Instructions for the task
Leave every picture out, and retype all the remaining records exactly.

--- Excerpted records ---

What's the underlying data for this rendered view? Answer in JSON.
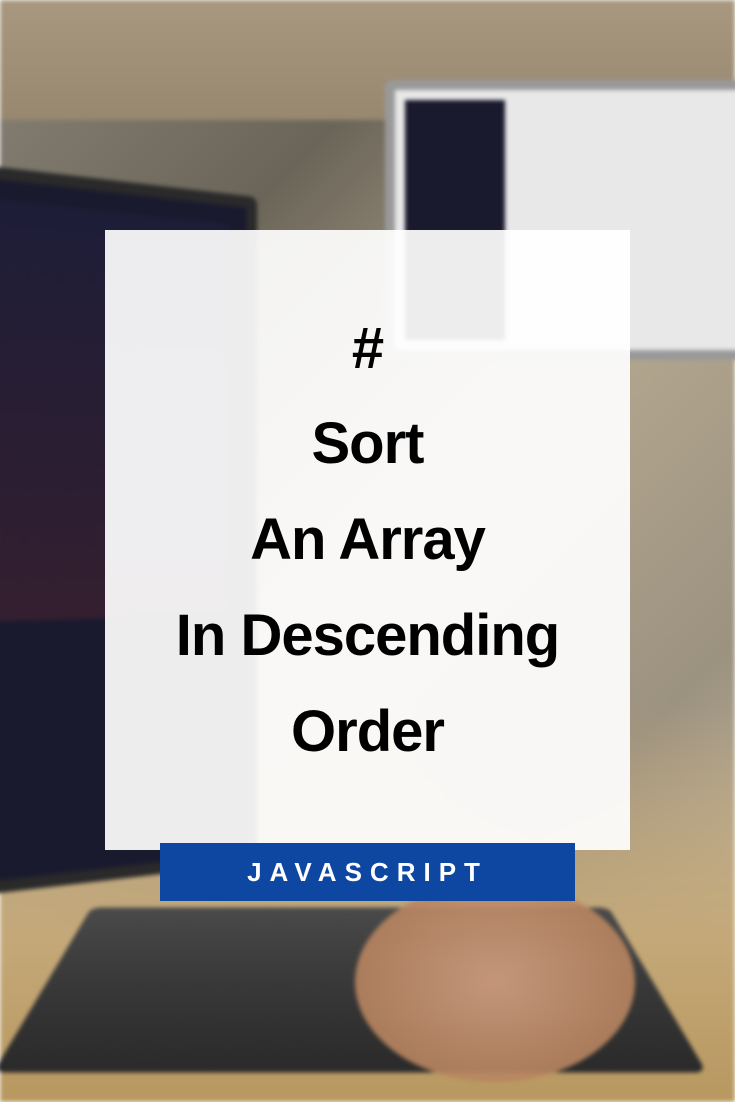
{
  "card": {
    "symbol": "#",
    "line1": "Sort",
    "line2": "An Array",
    "line3": "In Descending",
    "line4": "Order"
  },
  "badge": {
    "label": "JAVASCRIPT"
  }
}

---

Exercise solution
What's the underlying data for this rendered view? Answer in JSON.
{
  "card": {
    "symbol": "#",
    "line1": "Sort",
    "line2": "An Array",
    "line3": "In Descending",
    "line4": "Order"
  },
  "badge": {
    "label": "JAVASCRIPT"
  }
}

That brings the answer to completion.